## TASK REQUIREMENTS:
The listing below should be copied in full, word for word.

──────────

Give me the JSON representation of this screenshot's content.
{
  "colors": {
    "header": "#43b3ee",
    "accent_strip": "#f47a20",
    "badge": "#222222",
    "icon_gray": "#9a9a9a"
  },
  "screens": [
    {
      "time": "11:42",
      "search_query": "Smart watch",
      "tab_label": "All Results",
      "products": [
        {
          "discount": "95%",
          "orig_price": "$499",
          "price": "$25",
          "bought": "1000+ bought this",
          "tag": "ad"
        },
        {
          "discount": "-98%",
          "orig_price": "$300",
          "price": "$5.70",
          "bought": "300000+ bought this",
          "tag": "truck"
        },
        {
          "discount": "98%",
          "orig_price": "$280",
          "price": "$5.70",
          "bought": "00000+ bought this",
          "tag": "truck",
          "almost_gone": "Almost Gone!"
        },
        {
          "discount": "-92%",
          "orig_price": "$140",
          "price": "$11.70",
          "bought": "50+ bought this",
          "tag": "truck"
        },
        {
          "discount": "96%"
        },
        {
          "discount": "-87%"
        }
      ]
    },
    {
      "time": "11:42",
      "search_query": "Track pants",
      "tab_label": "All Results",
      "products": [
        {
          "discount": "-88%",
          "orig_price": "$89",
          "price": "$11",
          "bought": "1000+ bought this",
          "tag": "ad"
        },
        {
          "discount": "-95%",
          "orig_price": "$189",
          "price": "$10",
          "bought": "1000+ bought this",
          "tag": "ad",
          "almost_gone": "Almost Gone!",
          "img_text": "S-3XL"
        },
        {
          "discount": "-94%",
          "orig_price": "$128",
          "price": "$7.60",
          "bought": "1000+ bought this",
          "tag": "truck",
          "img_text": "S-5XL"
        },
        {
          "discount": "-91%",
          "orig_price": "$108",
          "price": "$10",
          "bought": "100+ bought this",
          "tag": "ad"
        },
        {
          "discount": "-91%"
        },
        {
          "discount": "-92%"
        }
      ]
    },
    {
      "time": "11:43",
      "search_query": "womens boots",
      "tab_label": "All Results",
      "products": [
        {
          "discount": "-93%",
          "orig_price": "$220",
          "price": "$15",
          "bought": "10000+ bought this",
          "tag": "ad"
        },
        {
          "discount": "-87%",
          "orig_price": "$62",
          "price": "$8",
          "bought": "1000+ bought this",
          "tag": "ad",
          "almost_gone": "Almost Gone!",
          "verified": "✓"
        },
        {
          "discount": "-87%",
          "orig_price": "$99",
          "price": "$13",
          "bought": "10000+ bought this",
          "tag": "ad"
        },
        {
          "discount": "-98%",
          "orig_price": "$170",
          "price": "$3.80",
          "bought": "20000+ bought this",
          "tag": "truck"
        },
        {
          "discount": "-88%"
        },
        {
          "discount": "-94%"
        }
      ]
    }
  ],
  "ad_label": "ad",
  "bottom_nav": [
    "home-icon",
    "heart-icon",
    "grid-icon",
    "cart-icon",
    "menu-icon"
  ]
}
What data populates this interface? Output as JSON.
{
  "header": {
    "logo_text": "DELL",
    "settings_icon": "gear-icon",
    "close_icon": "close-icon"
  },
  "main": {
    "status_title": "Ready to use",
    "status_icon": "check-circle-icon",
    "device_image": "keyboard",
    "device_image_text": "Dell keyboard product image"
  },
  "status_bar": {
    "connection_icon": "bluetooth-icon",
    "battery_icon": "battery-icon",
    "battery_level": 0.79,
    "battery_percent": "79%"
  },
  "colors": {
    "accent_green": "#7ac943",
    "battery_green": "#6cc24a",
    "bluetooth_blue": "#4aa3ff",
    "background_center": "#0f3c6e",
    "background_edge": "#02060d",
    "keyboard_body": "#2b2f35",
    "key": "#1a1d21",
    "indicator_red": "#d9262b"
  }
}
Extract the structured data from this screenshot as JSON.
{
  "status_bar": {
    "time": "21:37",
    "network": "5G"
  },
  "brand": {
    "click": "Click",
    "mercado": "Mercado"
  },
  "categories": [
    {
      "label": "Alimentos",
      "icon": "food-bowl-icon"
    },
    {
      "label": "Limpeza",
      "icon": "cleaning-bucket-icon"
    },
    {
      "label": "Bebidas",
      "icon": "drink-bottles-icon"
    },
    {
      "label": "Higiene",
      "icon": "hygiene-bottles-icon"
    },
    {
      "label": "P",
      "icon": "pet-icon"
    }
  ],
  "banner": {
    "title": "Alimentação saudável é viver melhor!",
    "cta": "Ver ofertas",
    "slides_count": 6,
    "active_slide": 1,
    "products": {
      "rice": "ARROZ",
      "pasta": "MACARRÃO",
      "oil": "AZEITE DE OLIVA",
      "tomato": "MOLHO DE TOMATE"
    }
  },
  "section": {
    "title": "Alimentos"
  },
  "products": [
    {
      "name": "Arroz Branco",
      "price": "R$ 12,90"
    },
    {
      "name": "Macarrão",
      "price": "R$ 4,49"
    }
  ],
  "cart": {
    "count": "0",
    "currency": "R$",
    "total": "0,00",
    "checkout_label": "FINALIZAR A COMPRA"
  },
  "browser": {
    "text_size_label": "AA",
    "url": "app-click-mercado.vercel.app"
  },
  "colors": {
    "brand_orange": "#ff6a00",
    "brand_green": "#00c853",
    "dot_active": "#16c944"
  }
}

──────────

## RESULT:
Give me the JSON representation of this screenshot's content.
{
  "colors": {
    "header": "#43b3ee",
    "accent_strip": "#f47a20",
    "badge": "#222222",
    "icon_gray": "#9a9a9a"
  },
  "screens": [
    {
      "time": "11:42",
      "search_query": "Smart watch",
      "tab_label": "All Results",
      "products": [
        {
          "discount": "95%",
          "orig_price": "$499",
          "price": "$25",
          "bought": "1000+ bought this",
          "tag": "ad"
        },
        {
          "discount": "-98%",
          "orig_price": "$300",
          "price": "$5.70",
          "bought": "300000+ bought this",
          "tag": "truck"
        },
        {
          "discount": "98%",
          "orig_price": "$280",
          "price": "$5.70",
          "bought": "00000+ bought this",
          "tag": "truck",
          "almost_gone": "Almost Gone!"
        },
        {
          "discount": "-92%",
          "orig_price": "$140",
          "price": "$11.70",
          "bought": "50+ bought this",
          "tag": "truck"
        },
        {
          "discount": "96%"
        },
        {
          "discount": "-87%"
        }
      ]
    },
    {
      "time": "11:42",
      "search_query": "Track pants",
      "tab_label": "All Results",
      "products": [
        {
          "discount": "-88%",
          "orig_price": "$89",
          "price": "$11",
          "bought": "1000+ bought this",
          "tag": "ad"
        },
        {
          "discount": "-95%",
          "orig_price": "$189",
          "price": "$10",
          "bought": "1000+ bought this",
          "tag": "ad",
          "almost_gone": "Almost Gone!",
          "img_text": "S-3XL"
        },
        {
          "discount": "-94%",
          "orig_price": "$128",
          "price": "$7.60",
          "bought": "1000+ bought this",
          "tag": "truck",
          "img_text": "S-5XL"
        },
        {
          "discount": "-91%",
          "orig_price": "$108",
          "price": "$10",
          "bought": "100+ bought this",
          "tag": "ad"
        },
        {
          "discount": "-91%"
        },
        {
          "discount": "-92%"
        }
      ]
    },
    {
      "time": "11:43",
      "search_query": "womens boots",
      "tab_label": "All Results",
      "products": [
        {
          "discount": "-93%",
          "orig_price": "$220",
          "price": "$15",
          "bought": "10000+ bought this",
          "tag": "ad"
        },
        {
          "discount": "-87%",
          "orig_price": "$62",
          "price": "$8",
          "bought": "1000+ bought this",
          "tag": "ad",
          "almost_gone": "Almost Gone!",
          "verified": "✓"
        },
        {
          "discount": "-87%",
          "orig_price": "$99",
          "price": "$13",
          "bought": "10000+ bought this",
          "tag": "ad"
        },
        {
          "discount": "-98%",
          "orig_price": "$170",
          "price": "$3.80",
          "bought": "20000+ bought this",
          "tag": "truck"
        },
        {
          "discount": "-88%"
        },
        {
          "discount": "-94%"
        }
      ]
    }
  ],
  "ad_label": "ad",
  "bottom_nav": [
    "home-icon",
    "heart-icon",
    "grid-icon",
    "cart-icon",
    "menu-icon"
  ]
}
What data populates this interface? Output as JSON.
{
  "header": {
    "logo_text": "DELL",
    "settings_icon": "gear-icon",
    "close_icon": "close-icon"
  },
  "main": {
    "status_title": "Ready to use",
    "status_icon": "check-circle-icon",
    "device_image": "keyboard",
    "device_image_text": "Dell keyboard product image"
  },
  "status_bar": {
    "connection_icon": "bluetooth-icon",
    "battery_icon": "battery-icon",
    "battery_level": 0.79,
    "battery_percent": "79%"
  },
  "colors": {
    "accent_green": "#7ac943",
    "battery_green": "#6cc24a",
    "bluetooth_blue": "#4aa3ff",
    "background_center": "#0f3c6e",
    "background_edge": "#02060d",
    "keyboard_body": "#2b2f35",
    "key": "#1a1d21",
    "indicator_red": "#d9262b"
  }
}
Extract the structured data from this screenshot as JSON.
{
  "status_bar": {
    "time": "21:37",
    "network": "5G"
  },
  "brand": {
    "click": "Click",
    "mercado": "Mercado"
  },
  "categories": [
    {
      "label": "Alimentos",
      "icon": "food-bowl-icon"
    },
    {
      "label": "Limpeza",
      "icon": "cleaning-bucket-icon"
    },
    {
      "label": "Bebidas",
      "icon": "drink-bottles-icon"
    },
    {
      "label": "Higiene",
      "icon": "hygiene-bottles-icon"
    },
    {
      "label": "P",
      "icon": "pet-icon"
    }
  ],
  "banner": {
    "title": "Alimentação saudável é viver melhor!",
    "cta": "Ver ofertas",
    "slides_count": 6,
    "active_slide": 1,
    "products": {
      "rice": "ARROZ",
      "pasta": "MACARRÃO",
      "oil": "AZEITE DE OLIVA",
      "tomato": "MOLHO DE TOMATE"
    }
  },
  "section": {
    "title": "Alimentos"
  },
  "products": [
    {
      "name": "Arroz Branco",
      "price": "R$ 12,90"
    },
    {
      "name": "Macarrão",
      "price": "R$ 4,49"
    }
  ],
  "cart": {
    "count": "0",
    "currency": "R$",
    "total": "0,00",
    "checkout_label": "FINALIZAR A COMPRA"
  },
  "browser": {
    "text_size_label": "AA",
    "url": "app-click-mercado.vercel.app"
  },
  "colors": {
    "brand_orange": "#ff6a00",
    "brand_green": "#00c853",
    "dot_active": "#16c944"
  }
}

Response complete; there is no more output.